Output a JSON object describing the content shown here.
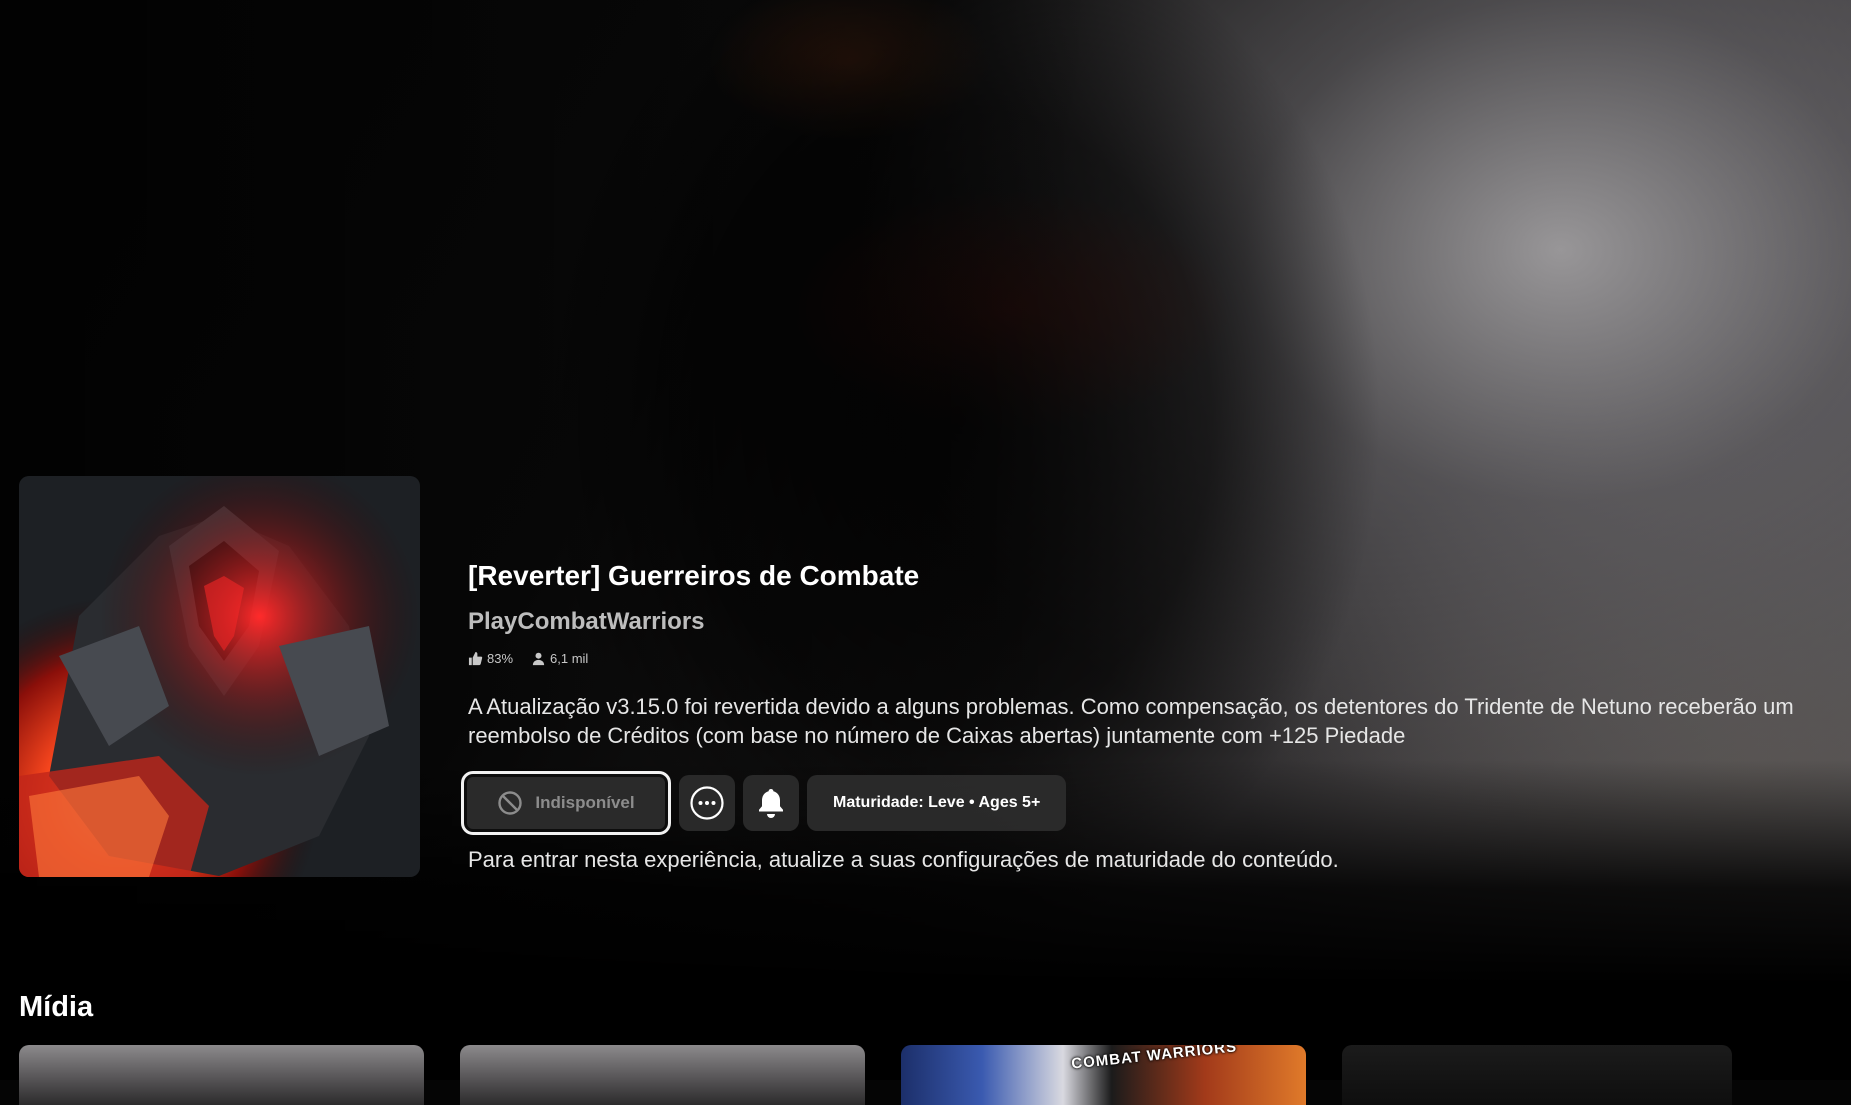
{
  "game": {
    "title": "[Reverter] Guerreiros de Combate",
    "creator": "PlayCombatWarriors",
    "rating": "83%",
    "players": "6,1 mil",
    "description": "A Atualização v3.15.0 foi revertida devido a alguns problemas. Como compensação, os detentores do Tridente de Netuno receberão um reembolso de Créditos (com base no número de Caixas abertas) juntamente com +125 Piedade"
  },
  "actions": {
    "play_label": "Indisponível",
    "more_icon": "more-options-icon",
    "notify_icon": "bell-icon",
    "maturity_label": "Maturidade: Leve • Ages 5+"
  },
  "notice": "Para entrar nesta experiência, atualize a suas configurações de maturidade do conteúdo.",
  "media": {
    "heading": "Mídia",
    "cards": [
      {
        "name": "media-thumbnail-1"
      },
      {
        "name": "media-thumbnail-2"
      },
      {
        "name": "media-thumbnail-3",
        "label": "COMBAT WARRIORS"
      },
      {
        "name": "media-thumbnail-4"
      }
    ]
  },
  "colors": {
    "text_primary": "#ffffff",
    "text_secondary": "#bdbdbd",
    "button_bg": "#2d2d2d",
    "focus_border": "#f2f2f2"
  }
}
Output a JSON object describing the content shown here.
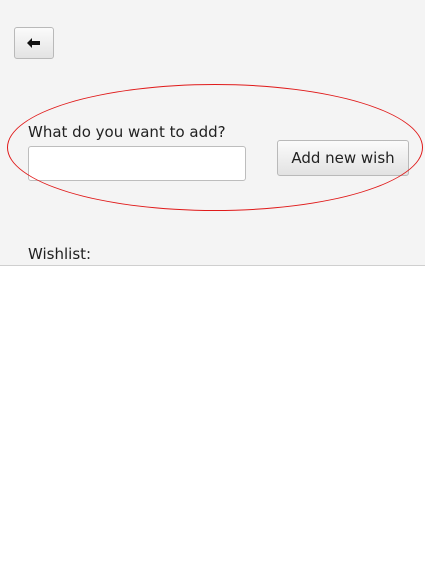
{
  "header": {
    "back_icon": "arrow-left-icon"
  },
  "form": {
    "prompt_label": "What do you want to add?",
    "input_value": "",
    "input_placeholder": "",
    "add_button_label": "Add new wish"
  },
  "wishlist": {
    "label": "Wishlist:",
    "items": []
  },
  "annotation": {
    "color": "#e01a1a"
  }
}
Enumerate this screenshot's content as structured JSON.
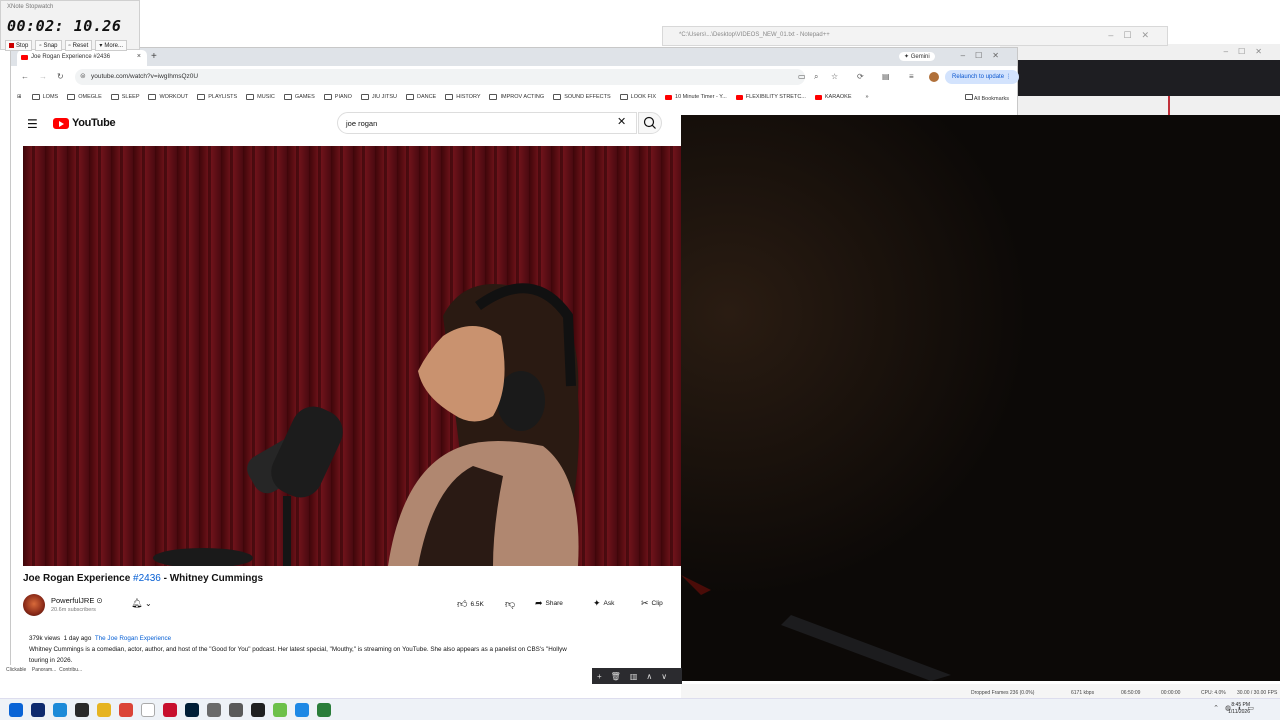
{
  "stopwatch": {
    "title": "XNote Stopwatch",
    "time": "00:02: 10.26",
    "buttons": [
      "Stop",
      "Snap",
      "Reset",
      "More..."
    ]
  },
  "notepad": {
    "title": "*C:\\Users\\...\\Desktop\\VIDEOS_NEW_01.txt - Notepad++"
  },
  "browser": {
    "tab_title": "Joe Rogan Experience #2436",
    "gemini": "Gemini",
    "url": "youtube.com/watch?v=iwgIhmsQz0U",
    "relaunch": "Relaunch to update",
    "bookmarks": [
      "LOMS",
      "OMEGLE",
      "SLEEP",
      "WORKOUT",
      "PLAYLISTS",
      "MUSIC",
      "GAMES",
      "PIANO",
      "JIU JITSU",
      "DANCE",
      "HISTORY",
      "IMPROV ACTING",
      "SOUND EFFECTS",
      "LOOK FIX",
      "10 Minute Timer - Y...",
      "FLEXIBILITY STRETC...",
      "KARAOKE"
    ],
    "bookmark_icons": [
      "folder",
      "folder",
      "folder",
      "folder",
      "folder",
      "folder",
      "folder",
      "folder",
      "folder",
      "folder",
      "folder",
      "folder",
      "folder",
      "folder",
      "youtube",
      "youtube",
      "youtube"
    ],
    "all_bookmarks": "All Bookmarks"
  },
  "youtube": {
    "logo_text": "YouTube",
    "search_value": "joe rogan",
    "video_title_prefix": "Joe Rogan Experience ",
    "video_title_tag": "#2436",
    "video_title_suffix": " - Whitney Cummings",
    "channel_name": "PowerfulJRE ⊙",
    "channel_subs": "20.6m subscribers",
    "like_count": "6.5K",
    "share_label": "Share",
    "ask_label": "Ask",
    "clip_label": "Clip",
    "views": "379k views",
    "posted": "1 day ago",
    "desc_link": "The Joe Rogan Experience",
    "description": "Whitney Cummings is a comedian, actor, author, and host of the \"Good for You\" podcast. Her latest special, \"Mouthy,\" is streaming on YouTube. She also appears as a panelist on CBS's \"Hollyw",
    "description_line2": "touring in 2026."
  },
  "obs_status": {
    "dropped": "Dropped Frames 236 (0.0%)",
    "kbps": "6171 kbps",
    "rec": "06:50:09",
    "live": "00:00:00",
    "cpu": "CPU: 4.0%",
    "fps": "30.00 / 30.00 FPS"
  },
  "bottom_left": [
    "Clickable",
    "Panoram...",
    "Contribu..."
  ],
  "clock": {
    "time": "8:45 PM",
    "date": "1/11/2026"
  },
  "taskbar_icons": [
    "windows-start",
    "terminal",
    "edge",
    "app",
    "file-explorer",
    "chrome",
    "document",
    "app-red",
    "photoshop",
    "settings",
    "clock",
    "obs",
    "notepad-plus",
    "app-blue",
    "calculator"
  ],
  "taskbar_colors": [
    "#0a64d6",
    "#0e2a6e",
    "#1c8ad8",
    "#2a2a2a",
    "#e6b422",
    "#db4437",
    "#ffffff",
    "#c8102e",
    "#001e36",
    "#6a6a6a",
    "#5a5a5a",
    "#202020",
    "#6cc04a",
    "#1e88e5",
    "#2a7d3a"
  ]
}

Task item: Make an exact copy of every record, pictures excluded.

Output below:
Output a JSON object describing the content shown here.
{
  "game": {
    "title": "[Reverter] Guerreiros de Combate",
    "creator": "PlayCombatWarriors",
    "rating": "83%",
    "players": "6,1 mil",
    "description": "A Atualização v3.15.0 foi revertida devido a alguns problemas. Como compensação, os detentores do Tridente de Netuno receberão um reembolso de Créditos (com base no número de Caixas abertas) juntamente com +125 Piedade"
  },
  "actions": {
    "play_label": "Indisponível",
    "more_icon": "more-options-icon",
    "notify_icon": "bell-icon",
    "maturity_label": "Maturidade: Leve • Ages 5+"
  },
  "notice": "Para entrar nesta experiência, atualize a suas configurações de maturidade do conteúdo.",
  "media": {
    "heading": "Mídia",
    "cards": [
      {
        "name": "media-thumbnail-1"
      },
      {
        "name": "media-thumbnail-2"
      },
      {
        "name": "media-thumbnail-3",
        "label": "COMBAT WARRIORS"
      },
      {
        "name": "media-thumbnail-4"
      }
    ]
  },
  "colors": {
    "text_primary": "#ffffff",
    "text_secondary": "#bdbdbd",
    "button_bg": "#2d2d2d",
    "focus_border": "#f2f2f2"
  }
}
Output a JSON object describing the content shown here.
{
  "header": {
    "back_icon": "arrow-left-icon"
  },
  "form": {
    "prompt_label": "What do you want to add?",
    "input_value": "",
    "input_placeholder": "",
    "add_button_label": "Add new wish"
  },
  "wishlist": {
    "label": "Wishlist:",
    "items": []
  },
  "annotation": {
    "color": "#e01a1a"
  }
}
Enumerate this screenshot's content as structured JSON.
{
  "stopwatch": {
    "title": "XNote Stopwatch",
    "time": "00:02: 10.26",
    "buttons": [
      "Stop",
      "Snap",
      "Reset",
      "More..."
    ]
  },
  "notepad": {
    "title": "*C:\\Users\\...\\Desktop\\VIDEOS_NEW_01.txt - Notepad++"
  },
  "browser": {
    "tab_title": "Joe Rogan Experience #2436",
    "gemini": "Gemini",
    "url": "youtube.com/watch?v=iwgIhmsQz0U",
    "relaunch": "Relaunch to update",
    "bookmarks": [
      "LOMS",
      "OMEGLE",
      "SLEEP",
      "WORKOUT",
      "PLAYLISTS",
      "MUSIC",
      "GAMES",
      "PIANO",
      "JIU JITSU",
      "DANCE",
      "HISTORY",
      "IMPROV ACTING",
      "SOUND EFFECTS",
      "LOOK FIX",
      "10 Minute Timer - Y...",
      "FLEXIBILITY STRETC...",
      "KARAOKE"
    ],
    "bookmark_icons": [
      "folder",
      "folder",
      "folder",
      "folder",
      "folder",
      "folder",
      "folder",
      "folder",
      "folder",
      "folder",
      "folder",
      "folder",
      "folder",
      "folder",
      "youtube",
      "youtube",
      "youtube"
    ],
    "all_bookmarks": "All Bookmarks"
  },
  "youtube": {
    "logo_text": "YouTube",
    "search_value": "joe rogan",
    "video_title_prefix": "Joe Rogan Experience ",
    "video_title_tag": "#2436",
    "video_title_suffix": " - Whitney Cummings",
    "channel_name": "PowerfulJRE ⊙",
    "channel_subs": "20.6m subscribers",
    "like_count": "6.5K",
    "share_label": "Share",
    "ask_label": "Ask",
    "clip_label": "Clip",
    "views": "379k views",
    "posted": "1 day ago",
    "desc_link": "The Joe Rogan Experience",
    "description": "Whitney Cummings is a comedian, actor, author, and host of the \"Good for You\" podcast. Her latest special, \"Mouthy,\" is streaming on YouTube. She also appears as a panelist on CBS's \"Hollyw",
    "description_line2": "touring in 2026."
  },
  "obs_status": {
    "dropped": "Dropped Frames 236 (0.0%)",
    "kbps": "6171 kbps",
    "rec": "06:50:09",
    "live": "00:00:00",
    "cpu": "CPU: 4.0%",
    "fps": "30.00 / 30.00 FPS"
  },
  "bottom_left": [
    "Clickable",
    "Panoram...",
    "Contribu..."
  ],
  "clock": {
    "time": "8:45 PM",
    "date": "1/11/2026"
  },
  "taskbar_icons": [
    "windows-start",
    "terminal",
    "edge",
    "app",
    "file-explorer",
    "chrome",
    "document",
    "app-red",
    "photoshop",
    "settings",
    "clock",
    "obs",
    "notepad-plus",
    "app-blue",
    "calculator"
  ],
  "taskbar_colors": [
    "#0a64d6",
    "#0e2a6e",
    "#1c8ad8",
    "#2a2a2a",
    "#e6b422",
    "#db4437",
    "#ffffff",
    "#c8102e",
    "#001e36",
    "#6a6a6a",
    "#5a5a5a",
    "#202020",
    "#6cc04a",
    "#1e88e5",
    "#2a7d3a"
  ]
}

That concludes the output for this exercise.